EXERCISE PROMPT: Looking at the records below, please say how many lines contain the word "name", as a bare number.

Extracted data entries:
- - -

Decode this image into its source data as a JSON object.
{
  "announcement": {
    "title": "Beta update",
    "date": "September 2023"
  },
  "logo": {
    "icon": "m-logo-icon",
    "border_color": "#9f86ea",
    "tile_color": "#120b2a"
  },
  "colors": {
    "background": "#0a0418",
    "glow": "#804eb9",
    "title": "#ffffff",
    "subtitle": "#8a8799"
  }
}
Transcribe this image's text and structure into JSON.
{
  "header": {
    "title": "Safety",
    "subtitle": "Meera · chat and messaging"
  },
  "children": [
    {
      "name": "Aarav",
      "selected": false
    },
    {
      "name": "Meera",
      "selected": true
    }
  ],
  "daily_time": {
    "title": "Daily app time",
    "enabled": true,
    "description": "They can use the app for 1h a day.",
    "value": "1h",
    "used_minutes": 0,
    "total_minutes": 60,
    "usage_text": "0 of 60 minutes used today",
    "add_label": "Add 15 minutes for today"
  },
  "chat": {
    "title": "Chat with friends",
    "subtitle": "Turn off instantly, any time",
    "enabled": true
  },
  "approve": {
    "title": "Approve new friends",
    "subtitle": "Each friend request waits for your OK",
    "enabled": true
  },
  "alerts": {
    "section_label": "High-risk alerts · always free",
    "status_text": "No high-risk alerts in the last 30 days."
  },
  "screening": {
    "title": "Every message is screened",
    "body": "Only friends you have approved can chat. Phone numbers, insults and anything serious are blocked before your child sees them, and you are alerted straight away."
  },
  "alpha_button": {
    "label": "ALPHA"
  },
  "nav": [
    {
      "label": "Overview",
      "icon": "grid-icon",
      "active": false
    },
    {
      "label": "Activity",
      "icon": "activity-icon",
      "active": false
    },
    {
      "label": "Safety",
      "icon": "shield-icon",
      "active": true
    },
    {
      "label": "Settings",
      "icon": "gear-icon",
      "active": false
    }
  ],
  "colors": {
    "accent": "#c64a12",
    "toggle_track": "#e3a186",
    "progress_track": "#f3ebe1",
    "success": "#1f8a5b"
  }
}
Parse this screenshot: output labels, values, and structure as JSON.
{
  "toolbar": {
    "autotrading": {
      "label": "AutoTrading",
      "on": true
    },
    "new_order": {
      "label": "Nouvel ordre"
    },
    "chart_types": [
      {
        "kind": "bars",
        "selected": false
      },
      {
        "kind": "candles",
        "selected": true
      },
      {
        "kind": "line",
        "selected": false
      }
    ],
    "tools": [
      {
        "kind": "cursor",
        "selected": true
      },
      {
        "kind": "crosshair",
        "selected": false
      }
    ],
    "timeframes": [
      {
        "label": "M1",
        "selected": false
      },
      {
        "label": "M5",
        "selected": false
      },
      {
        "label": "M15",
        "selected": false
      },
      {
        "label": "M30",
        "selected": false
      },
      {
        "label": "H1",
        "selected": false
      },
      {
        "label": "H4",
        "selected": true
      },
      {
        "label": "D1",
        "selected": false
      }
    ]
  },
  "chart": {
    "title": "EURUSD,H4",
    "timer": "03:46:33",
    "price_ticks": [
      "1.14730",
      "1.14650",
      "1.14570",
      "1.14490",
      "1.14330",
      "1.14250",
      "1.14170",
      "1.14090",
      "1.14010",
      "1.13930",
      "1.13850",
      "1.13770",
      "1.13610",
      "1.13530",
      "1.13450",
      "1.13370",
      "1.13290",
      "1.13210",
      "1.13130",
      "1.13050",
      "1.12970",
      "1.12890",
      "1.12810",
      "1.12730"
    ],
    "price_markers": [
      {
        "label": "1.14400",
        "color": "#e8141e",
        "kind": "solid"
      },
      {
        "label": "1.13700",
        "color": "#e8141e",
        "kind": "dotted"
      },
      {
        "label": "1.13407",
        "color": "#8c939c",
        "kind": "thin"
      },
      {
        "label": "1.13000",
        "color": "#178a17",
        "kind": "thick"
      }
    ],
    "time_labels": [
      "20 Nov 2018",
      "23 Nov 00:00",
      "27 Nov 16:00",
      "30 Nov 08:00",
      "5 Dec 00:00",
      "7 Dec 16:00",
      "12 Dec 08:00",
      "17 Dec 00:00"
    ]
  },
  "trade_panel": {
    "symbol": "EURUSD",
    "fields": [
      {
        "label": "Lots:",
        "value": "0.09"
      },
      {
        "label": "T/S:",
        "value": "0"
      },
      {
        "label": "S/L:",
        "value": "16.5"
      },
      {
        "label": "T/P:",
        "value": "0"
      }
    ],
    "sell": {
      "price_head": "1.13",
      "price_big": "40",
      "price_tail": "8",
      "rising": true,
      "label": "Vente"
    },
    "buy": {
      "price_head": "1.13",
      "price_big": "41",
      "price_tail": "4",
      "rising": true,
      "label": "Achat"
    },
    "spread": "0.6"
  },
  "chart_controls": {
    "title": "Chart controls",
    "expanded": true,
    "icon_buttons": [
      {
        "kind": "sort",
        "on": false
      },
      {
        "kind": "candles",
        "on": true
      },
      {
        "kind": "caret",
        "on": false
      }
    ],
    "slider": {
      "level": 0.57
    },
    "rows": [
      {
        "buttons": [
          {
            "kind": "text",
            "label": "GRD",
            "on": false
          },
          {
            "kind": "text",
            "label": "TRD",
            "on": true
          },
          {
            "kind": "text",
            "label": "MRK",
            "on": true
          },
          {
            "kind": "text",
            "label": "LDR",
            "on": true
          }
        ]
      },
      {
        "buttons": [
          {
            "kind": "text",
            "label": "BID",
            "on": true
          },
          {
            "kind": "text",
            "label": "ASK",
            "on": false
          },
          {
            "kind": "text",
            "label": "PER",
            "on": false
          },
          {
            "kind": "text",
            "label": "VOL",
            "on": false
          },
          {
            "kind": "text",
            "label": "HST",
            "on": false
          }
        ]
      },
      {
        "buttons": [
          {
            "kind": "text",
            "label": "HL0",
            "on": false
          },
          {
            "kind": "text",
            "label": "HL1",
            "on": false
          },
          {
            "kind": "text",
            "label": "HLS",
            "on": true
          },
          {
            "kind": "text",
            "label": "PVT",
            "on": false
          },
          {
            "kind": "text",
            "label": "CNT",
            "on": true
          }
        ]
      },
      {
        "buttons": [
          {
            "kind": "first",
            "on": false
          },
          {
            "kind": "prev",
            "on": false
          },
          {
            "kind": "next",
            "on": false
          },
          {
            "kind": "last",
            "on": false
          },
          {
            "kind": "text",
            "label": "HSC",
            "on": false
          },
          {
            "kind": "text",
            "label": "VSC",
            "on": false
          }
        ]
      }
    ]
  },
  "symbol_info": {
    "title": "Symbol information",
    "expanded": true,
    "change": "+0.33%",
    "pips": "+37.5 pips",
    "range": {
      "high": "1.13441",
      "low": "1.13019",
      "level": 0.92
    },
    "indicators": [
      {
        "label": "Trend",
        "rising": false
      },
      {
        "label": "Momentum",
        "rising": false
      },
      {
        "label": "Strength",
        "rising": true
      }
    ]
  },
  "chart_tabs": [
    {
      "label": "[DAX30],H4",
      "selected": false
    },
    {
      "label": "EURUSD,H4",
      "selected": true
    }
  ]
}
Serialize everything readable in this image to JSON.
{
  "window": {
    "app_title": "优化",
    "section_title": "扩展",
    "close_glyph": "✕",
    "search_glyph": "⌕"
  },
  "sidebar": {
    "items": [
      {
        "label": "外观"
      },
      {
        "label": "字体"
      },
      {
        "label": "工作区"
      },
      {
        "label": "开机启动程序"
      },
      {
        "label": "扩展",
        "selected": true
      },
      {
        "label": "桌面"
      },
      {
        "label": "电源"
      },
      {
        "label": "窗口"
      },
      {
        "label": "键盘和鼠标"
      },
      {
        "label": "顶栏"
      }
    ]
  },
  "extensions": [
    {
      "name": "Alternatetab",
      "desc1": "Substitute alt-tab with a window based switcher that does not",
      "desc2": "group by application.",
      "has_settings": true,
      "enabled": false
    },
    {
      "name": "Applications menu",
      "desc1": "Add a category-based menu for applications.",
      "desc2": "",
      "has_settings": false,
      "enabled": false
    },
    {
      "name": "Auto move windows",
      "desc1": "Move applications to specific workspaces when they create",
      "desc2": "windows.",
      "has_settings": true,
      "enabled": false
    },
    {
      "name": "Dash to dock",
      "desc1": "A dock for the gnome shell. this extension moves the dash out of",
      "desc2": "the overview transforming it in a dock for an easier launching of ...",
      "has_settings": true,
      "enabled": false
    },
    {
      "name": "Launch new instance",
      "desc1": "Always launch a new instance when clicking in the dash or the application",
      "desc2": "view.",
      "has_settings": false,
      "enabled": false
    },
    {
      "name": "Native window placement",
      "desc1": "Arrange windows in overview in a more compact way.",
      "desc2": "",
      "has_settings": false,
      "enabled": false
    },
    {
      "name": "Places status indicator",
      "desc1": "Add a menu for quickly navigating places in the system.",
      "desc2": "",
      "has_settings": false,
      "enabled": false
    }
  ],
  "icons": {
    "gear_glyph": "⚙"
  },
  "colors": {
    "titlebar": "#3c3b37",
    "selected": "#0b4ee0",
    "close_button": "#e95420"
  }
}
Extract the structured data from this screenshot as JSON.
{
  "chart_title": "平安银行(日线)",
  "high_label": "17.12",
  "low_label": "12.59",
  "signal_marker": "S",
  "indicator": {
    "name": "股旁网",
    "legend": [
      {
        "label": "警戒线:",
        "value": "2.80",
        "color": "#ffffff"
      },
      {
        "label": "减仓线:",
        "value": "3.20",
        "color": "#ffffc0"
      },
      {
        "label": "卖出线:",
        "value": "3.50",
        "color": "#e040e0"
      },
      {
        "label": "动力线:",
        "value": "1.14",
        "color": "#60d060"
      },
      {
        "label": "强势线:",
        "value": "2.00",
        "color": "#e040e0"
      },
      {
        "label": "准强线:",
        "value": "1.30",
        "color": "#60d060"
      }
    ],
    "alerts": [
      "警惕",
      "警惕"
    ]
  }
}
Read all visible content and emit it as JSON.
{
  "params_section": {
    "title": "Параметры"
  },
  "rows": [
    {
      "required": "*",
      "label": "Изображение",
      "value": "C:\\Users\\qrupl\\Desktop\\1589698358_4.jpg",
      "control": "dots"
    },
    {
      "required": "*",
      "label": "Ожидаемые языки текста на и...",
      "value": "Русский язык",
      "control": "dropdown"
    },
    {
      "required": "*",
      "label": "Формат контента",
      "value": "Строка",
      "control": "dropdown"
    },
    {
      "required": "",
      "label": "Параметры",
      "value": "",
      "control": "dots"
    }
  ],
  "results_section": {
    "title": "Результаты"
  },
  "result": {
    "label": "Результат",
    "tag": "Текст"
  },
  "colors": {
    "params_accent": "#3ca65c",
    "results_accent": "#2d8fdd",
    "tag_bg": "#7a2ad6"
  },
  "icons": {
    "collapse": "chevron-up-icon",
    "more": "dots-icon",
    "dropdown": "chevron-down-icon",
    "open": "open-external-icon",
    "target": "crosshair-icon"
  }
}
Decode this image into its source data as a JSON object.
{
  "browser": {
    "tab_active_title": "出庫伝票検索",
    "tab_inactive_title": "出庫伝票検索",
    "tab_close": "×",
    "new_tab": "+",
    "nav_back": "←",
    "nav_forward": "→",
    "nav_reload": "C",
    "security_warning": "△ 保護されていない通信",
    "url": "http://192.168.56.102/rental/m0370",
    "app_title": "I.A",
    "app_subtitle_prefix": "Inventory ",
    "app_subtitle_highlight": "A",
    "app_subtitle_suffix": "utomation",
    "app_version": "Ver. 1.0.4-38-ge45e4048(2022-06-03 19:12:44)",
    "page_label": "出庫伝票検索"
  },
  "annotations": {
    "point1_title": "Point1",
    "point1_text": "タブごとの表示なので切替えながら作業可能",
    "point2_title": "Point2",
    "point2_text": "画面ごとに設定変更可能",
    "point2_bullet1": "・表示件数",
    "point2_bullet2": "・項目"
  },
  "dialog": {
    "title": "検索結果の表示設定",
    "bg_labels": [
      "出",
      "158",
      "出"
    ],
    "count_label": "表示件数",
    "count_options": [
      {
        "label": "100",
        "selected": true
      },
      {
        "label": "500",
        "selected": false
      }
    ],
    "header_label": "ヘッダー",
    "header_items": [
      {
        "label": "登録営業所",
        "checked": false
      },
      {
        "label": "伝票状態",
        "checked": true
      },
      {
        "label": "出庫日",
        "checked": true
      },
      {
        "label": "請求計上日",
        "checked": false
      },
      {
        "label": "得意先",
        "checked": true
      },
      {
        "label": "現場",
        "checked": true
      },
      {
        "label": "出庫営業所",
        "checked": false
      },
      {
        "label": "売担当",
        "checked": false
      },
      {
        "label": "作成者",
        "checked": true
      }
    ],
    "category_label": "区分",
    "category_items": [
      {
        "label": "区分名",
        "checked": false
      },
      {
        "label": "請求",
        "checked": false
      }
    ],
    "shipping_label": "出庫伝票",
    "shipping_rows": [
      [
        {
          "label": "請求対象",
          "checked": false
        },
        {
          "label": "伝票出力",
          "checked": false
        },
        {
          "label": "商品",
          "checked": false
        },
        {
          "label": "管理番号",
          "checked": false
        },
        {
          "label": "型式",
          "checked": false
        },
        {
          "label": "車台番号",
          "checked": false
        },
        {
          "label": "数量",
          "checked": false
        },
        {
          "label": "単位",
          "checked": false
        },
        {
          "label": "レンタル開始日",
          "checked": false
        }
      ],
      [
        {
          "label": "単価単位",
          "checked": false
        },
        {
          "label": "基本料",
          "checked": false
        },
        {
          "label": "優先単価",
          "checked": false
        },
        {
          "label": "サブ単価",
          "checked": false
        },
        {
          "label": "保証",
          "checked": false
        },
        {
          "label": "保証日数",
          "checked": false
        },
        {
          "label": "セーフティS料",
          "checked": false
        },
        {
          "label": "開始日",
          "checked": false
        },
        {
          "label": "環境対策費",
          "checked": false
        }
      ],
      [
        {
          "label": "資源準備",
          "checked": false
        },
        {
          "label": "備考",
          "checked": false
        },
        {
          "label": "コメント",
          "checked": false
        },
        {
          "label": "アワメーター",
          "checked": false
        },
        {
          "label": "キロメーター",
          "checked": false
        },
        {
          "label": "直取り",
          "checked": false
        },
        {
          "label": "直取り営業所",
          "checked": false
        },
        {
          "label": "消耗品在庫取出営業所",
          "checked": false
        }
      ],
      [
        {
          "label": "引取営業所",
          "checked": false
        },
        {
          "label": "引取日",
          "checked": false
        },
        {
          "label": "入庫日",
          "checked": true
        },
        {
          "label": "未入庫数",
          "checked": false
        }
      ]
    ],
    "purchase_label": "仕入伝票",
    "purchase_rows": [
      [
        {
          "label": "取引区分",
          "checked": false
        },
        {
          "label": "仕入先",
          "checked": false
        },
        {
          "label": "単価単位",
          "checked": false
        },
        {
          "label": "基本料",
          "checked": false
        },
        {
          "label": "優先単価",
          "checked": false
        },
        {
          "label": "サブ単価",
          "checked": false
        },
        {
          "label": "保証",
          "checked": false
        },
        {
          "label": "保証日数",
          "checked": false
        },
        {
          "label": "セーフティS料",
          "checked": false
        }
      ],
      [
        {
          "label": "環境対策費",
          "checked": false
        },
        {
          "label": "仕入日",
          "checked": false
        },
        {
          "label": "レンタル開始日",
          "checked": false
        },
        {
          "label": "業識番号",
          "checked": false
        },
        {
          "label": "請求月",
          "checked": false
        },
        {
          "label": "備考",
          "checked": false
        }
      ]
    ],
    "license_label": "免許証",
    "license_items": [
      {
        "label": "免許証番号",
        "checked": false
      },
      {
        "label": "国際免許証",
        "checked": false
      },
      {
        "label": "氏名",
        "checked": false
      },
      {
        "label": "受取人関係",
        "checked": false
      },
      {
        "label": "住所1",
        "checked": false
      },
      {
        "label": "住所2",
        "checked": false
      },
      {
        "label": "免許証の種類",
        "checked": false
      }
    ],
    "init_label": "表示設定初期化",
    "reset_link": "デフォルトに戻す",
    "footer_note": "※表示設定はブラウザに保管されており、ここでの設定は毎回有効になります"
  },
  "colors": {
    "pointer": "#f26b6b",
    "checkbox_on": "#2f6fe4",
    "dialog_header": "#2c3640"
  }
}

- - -

RESPONSE FOR THIS EXERCISE: 10